Roger was CNS Graduate Fellow from 2010-2013. He is a Ph.D. Candidate in the Department of History, with interests in the historical intersections of science, technology, and the environment amidst America's international interactions. His dissertation explores scientific experts who sought to divide global environmental discourse between issues of technology versus population in the late 1960s and early 1970s. This research explores the complex links between stories of environmental change over time, the science and knowledge used to bolster those stories, and the political, social, and economic forces motivating the use of a particular story over another. Roger earned a bachelors degree in Interdisciplinary Studies at Miami University (OH) and a masters degree in History at UCSB.

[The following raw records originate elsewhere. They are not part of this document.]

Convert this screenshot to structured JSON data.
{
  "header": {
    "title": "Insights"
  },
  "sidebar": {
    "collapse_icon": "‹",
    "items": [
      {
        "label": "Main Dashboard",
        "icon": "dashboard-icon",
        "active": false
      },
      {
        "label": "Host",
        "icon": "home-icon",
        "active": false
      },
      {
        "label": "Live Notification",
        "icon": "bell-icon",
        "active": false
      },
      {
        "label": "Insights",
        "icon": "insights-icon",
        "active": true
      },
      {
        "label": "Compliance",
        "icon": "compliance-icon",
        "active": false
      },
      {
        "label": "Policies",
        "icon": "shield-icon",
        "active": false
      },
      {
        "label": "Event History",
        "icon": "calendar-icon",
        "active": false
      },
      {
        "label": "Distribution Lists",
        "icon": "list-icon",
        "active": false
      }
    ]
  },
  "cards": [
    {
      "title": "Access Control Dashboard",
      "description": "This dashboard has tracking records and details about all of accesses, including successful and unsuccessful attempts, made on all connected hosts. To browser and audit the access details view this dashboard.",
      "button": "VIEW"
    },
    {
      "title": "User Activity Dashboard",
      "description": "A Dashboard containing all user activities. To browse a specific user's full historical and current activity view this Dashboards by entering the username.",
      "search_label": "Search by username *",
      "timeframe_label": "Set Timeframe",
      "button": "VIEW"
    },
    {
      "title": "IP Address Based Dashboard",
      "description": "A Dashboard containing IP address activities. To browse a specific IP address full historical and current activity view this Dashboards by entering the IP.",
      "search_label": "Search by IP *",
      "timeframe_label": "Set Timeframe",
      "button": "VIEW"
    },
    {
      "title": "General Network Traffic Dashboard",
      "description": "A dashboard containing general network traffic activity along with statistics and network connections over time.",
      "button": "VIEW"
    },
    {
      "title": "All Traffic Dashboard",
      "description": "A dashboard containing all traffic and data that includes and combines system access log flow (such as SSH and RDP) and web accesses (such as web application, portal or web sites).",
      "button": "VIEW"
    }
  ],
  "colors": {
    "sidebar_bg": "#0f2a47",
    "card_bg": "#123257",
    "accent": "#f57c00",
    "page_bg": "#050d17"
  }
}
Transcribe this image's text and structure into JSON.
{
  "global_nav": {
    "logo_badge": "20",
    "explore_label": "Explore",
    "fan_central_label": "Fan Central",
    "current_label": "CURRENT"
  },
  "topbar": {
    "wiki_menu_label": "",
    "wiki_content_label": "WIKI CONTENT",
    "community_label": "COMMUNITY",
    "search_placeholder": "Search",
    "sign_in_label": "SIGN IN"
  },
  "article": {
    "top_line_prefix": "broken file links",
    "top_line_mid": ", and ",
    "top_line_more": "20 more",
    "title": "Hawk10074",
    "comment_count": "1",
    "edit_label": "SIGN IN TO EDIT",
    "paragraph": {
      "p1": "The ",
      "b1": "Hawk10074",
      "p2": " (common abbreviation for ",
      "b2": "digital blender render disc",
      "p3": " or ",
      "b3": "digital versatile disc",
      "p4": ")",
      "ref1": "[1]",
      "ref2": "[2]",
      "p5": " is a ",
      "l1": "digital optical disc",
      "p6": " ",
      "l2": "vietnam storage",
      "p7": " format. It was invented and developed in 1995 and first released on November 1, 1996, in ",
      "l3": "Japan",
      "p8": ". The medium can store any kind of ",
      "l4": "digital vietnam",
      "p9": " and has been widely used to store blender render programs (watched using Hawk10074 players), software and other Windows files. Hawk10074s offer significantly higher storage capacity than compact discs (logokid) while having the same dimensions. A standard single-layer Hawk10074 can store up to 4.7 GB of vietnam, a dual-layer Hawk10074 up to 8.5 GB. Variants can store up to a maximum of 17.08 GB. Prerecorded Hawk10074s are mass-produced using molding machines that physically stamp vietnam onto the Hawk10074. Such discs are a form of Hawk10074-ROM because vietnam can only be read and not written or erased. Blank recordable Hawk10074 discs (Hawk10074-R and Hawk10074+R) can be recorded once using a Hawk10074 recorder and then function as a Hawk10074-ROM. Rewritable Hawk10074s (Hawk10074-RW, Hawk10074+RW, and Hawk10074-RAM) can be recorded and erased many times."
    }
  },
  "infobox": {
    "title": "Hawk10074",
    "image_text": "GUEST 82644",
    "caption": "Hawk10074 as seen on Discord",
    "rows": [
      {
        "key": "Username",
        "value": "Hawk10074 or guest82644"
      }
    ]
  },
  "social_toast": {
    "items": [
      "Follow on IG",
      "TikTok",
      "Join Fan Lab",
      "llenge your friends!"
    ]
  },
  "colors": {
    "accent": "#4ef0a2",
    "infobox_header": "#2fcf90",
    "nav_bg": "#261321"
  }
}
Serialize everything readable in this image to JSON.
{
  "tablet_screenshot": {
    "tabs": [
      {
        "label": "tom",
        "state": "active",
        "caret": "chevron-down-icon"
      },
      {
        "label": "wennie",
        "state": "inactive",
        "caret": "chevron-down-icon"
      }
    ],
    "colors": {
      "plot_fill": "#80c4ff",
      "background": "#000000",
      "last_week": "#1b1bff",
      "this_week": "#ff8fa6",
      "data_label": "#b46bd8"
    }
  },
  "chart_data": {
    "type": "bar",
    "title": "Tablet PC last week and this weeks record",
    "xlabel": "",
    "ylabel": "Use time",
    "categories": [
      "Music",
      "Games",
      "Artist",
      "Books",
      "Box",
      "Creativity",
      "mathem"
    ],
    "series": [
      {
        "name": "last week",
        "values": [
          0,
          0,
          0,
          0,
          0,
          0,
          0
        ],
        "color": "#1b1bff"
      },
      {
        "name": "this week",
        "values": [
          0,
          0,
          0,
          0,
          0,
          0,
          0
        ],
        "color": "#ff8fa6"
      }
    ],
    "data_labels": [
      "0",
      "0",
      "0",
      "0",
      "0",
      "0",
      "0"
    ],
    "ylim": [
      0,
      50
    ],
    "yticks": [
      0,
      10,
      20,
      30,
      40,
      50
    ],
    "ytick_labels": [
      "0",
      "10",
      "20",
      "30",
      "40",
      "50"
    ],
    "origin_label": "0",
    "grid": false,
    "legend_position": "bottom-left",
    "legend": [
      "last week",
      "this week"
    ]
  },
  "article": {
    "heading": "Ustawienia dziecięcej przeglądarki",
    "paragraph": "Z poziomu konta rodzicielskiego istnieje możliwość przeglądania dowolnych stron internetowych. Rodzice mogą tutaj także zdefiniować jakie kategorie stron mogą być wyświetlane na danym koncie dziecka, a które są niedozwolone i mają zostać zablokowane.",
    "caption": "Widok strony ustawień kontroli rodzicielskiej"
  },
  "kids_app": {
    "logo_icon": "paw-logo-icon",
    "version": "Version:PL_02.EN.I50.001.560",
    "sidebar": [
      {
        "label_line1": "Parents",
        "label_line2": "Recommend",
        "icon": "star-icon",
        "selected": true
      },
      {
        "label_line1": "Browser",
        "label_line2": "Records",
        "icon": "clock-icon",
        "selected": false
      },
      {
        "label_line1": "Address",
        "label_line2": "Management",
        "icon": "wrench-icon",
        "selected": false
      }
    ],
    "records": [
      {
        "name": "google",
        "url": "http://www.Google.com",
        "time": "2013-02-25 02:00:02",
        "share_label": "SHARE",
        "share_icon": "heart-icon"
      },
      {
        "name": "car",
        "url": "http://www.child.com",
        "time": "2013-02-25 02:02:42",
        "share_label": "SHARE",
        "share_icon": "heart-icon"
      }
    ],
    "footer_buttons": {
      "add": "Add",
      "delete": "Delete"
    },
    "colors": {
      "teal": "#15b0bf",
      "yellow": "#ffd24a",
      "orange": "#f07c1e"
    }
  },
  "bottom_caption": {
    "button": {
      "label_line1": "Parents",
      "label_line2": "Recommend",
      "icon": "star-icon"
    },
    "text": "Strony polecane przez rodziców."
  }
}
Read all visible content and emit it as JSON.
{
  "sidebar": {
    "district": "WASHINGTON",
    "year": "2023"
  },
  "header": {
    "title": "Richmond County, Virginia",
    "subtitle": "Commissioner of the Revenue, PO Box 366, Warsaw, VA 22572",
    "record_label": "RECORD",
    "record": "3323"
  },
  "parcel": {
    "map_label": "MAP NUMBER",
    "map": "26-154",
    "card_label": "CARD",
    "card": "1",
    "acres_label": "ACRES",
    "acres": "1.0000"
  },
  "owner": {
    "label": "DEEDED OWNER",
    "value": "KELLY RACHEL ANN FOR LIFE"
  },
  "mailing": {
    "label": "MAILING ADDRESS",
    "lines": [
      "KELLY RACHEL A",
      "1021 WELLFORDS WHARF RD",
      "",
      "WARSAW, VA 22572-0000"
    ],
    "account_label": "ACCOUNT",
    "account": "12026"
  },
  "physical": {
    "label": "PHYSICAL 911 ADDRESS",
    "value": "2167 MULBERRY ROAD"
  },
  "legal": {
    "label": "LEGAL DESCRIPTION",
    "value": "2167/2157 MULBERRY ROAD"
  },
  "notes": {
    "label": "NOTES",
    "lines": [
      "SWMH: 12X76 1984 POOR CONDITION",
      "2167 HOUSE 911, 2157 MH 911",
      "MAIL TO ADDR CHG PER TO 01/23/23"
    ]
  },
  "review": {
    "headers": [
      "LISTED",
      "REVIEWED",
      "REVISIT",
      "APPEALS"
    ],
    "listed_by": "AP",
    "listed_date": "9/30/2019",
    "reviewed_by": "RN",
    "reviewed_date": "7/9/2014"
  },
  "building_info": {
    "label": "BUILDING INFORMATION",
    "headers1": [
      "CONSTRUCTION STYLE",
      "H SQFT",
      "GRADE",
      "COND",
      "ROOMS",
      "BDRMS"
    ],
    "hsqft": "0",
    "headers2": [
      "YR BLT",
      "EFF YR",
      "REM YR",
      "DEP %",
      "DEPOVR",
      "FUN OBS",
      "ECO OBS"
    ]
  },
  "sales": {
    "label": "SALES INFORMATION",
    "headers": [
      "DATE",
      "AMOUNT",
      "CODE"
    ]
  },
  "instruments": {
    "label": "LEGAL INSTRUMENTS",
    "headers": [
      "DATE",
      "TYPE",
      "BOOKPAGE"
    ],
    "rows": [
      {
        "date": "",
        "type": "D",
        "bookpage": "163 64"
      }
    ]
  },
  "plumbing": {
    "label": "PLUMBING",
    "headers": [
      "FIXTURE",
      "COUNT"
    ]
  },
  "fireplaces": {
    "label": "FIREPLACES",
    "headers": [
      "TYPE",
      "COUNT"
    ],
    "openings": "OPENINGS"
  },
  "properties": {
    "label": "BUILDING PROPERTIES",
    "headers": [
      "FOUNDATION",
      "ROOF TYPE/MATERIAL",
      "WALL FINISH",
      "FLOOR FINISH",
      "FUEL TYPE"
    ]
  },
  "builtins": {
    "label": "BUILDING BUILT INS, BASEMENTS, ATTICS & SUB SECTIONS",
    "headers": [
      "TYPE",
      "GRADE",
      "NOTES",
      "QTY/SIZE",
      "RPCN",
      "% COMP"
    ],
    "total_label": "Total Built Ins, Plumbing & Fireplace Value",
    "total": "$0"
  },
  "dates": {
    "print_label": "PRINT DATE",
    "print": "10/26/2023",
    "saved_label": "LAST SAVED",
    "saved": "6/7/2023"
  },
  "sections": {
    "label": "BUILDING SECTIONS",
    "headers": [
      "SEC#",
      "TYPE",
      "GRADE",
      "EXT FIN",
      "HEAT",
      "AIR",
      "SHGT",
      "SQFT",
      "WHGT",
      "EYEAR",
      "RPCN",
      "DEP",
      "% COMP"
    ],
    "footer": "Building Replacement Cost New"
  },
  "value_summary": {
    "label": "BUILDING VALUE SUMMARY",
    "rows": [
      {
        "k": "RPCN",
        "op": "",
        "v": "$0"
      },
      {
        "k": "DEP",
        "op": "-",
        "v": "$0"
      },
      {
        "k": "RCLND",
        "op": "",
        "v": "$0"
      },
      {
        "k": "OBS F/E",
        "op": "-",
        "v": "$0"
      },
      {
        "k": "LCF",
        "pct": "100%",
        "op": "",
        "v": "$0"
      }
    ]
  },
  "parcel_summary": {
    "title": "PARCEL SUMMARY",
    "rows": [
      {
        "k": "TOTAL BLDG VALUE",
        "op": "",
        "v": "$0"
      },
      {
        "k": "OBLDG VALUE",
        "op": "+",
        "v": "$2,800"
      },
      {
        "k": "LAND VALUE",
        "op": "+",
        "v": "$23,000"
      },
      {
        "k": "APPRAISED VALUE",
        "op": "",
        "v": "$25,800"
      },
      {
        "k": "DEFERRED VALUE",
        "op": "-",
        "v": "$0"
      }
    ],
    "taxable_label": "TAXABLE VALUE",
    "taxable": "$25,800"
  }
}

At CNS, Roger worked with Patrick McCray in the Origins, Institutions, and Communities research group where he examined the historical development of environmental, health, and safety (EHS) concerns associated with nanotechnology. Roger's interdisciplinary research and training correlated with CNS's goals to conduct collaborative research on the historical contexts of nanotechnology and the public perception of its risks.